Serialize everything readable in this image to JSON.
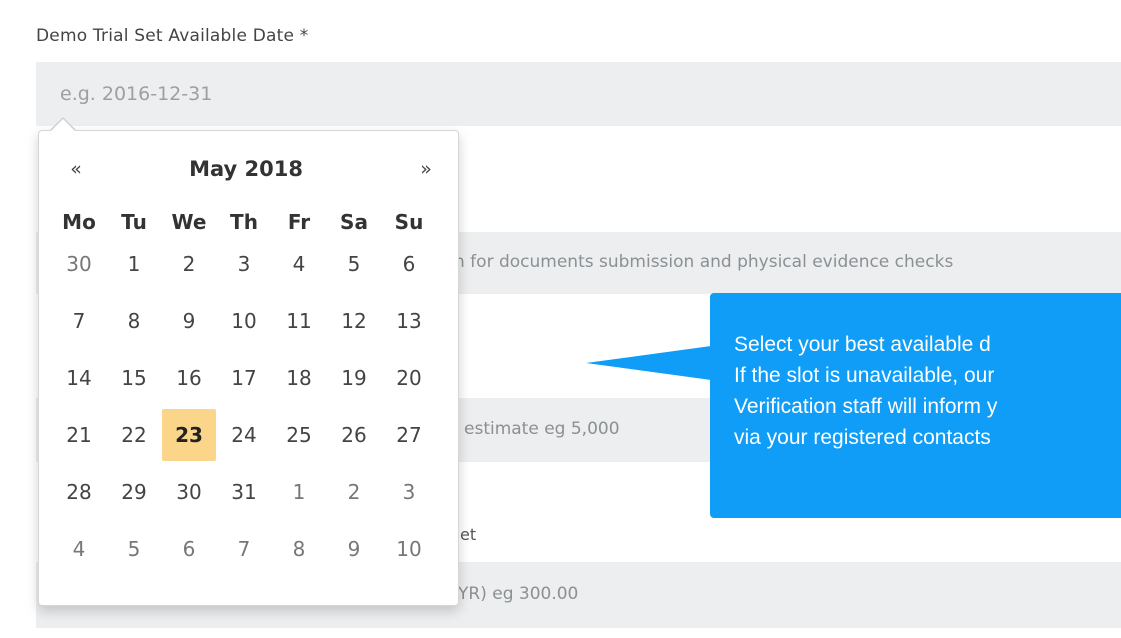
{
  "field": {
    "label": "Demo Trial Set Available Date *",
    "placeholder": "e.g. 2016-12-31"
  },
  "background_fields": {
    "documents_text": "n for documents submission and physical evidence checks",
    "estimate_text": "estimate  eg 5,000",
    "label_fragment": "et",
    "amount_text": "YR) eg 300.00"
  },
  "datepicker": {
    "prev_label": "«",
    "next_label": "»",
    "title": "May 2018",
    "days_of_week": [
      "Mo",
      "Tu",
      "We",
      "Th",
      "Fr",
      "Sa",
      "Su"
    ],
    "weeks": [
      [
        "30",
        "1",
        "2",
        "3",
        "4",
        "5",
        "6"
      ],
      [
        "7",
        "8",
        "9",
        "10",
        "11",
        "12",
        "13"
      ],
      [
        "14",
        "15",
        "16",
        "17",
        "18",
        "19",
        "20"
      ],
      [
        "21",
        "22",
        "23",
        "24",
        "25",
        "26",
        "27"
      ],
      [
        "28",
        "29",
        "30",
        "31",
        "1",
        "2",
        "3"
      ],
      [
        "4",
        "5",
        "6",
        "7",
        "8",
        "9",
        "10"
      ]
    ],
    "selected_day": "23",
    "selected_color": "#fad58a"
  },
  "callout": {
    "color": "#0f9df7",
    "lines": [
      "Select your best available d",
      "If the slot is unavailable, our",
      "Verification staff will inform y",
      "via your registered contacts"
    ]
  }
}
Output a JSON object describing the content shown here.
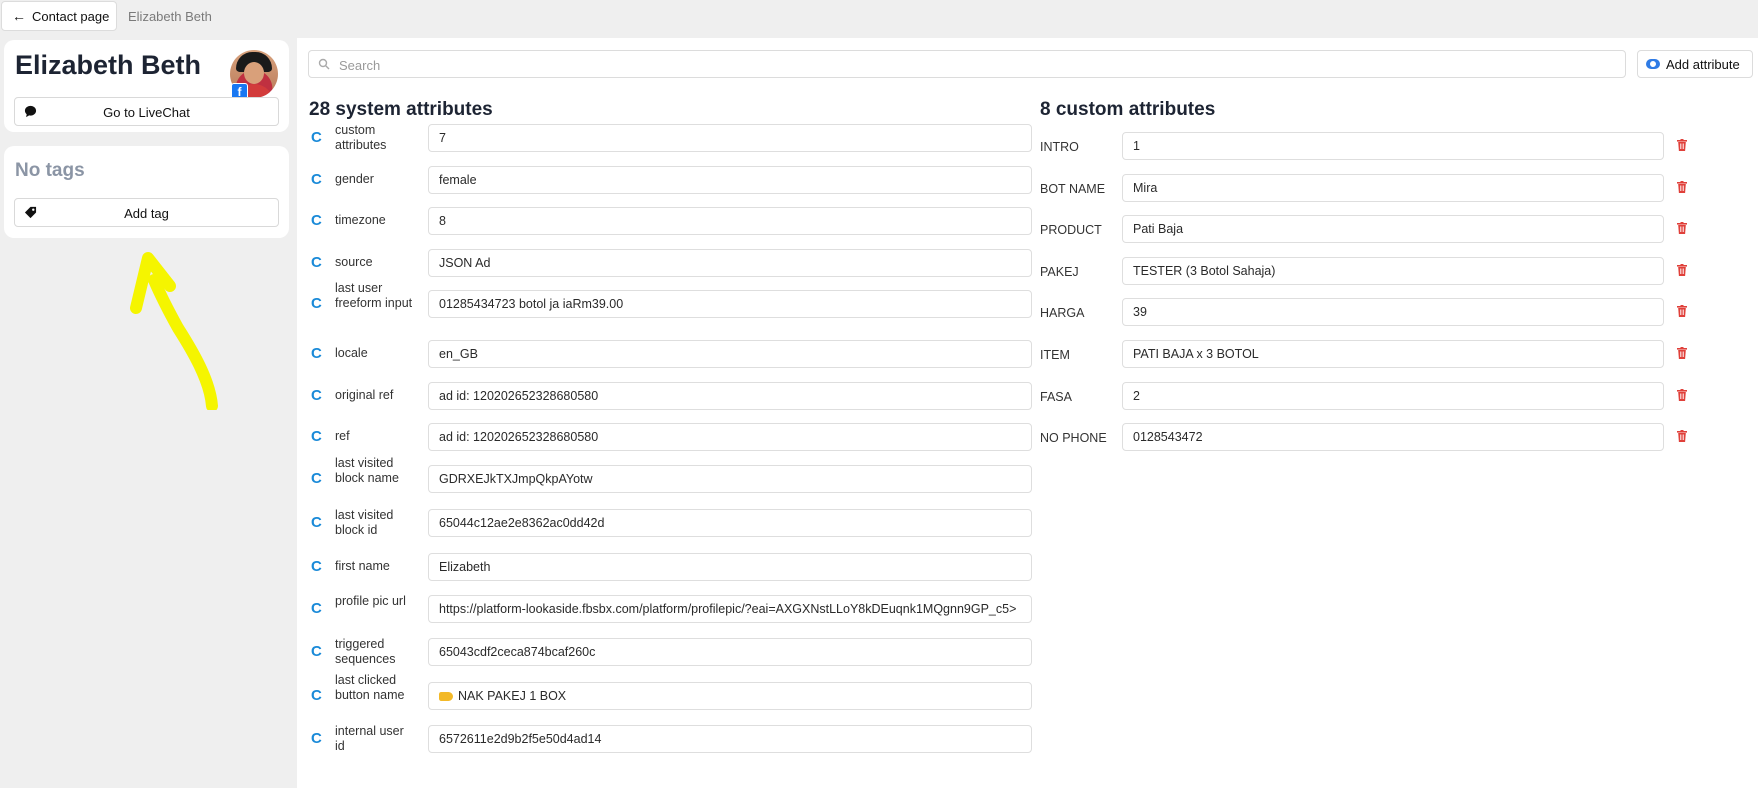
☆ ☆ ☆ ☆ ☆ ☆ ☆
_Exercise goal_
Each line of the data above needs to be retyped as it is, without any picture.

_Solution below_
Serialize everything readable in this image to JSON.
{
  "field": {
    "label": "Demo Trial Set Available Date *",
    "placeholder": "e.g. 2016-12-31"
  },
  "background_fields": {
    "documents_text": "n for documents submission and physical evidence checks",
    "estimate_text": "estimate  eg 5,000",
    "label_fragment": "et",
    "amount_text": "YR) eg 300.00"
  },
  "datepicker": {
    "prev_label": "«",
    "next_label": "»",
    "title": "May 2018",
    "days_of_week": [
      "Mo",
      "Tu",
      "We",
      "Th",
      "Fr",
      "Sa",
      "Su"
    ],
    "weeks": [
      [
        "30",
        "1",
        "2",
        "3",
        "4",
        "5",
        "6"
      ],
      [
        "7",
        "8",
        "9",
        "10",
        "11",
        "12",
        "13"
      ],
      [
        "14",
        "15",
        "16",
        "17",
        "18",
        "19",
        "20"
      ],
      [
        "21",
        "22",
        "23",
        "24",
        "25",
        "26",
        "27"
      ],
      [
        "28",
        "29",
        "30",
        "31",
        "1",
        "2",
        "3"
      ],
      [
        "4",
        "5",
        "6",
        "7",
        "8",
        "9",
        "10"
      ]
    ],
    "selected_day": "23",
    "selected_color": "#fad58a"
  },
  "callout": {
    "color": "#0f9df7",
    "lines": [
      "Select your best available d",
      "If the slot is unavailable, our",
      "Verification staff will inform y",
      "via your registered contacts"
    ]
  }
}
Output a JSON object describing the content shown here.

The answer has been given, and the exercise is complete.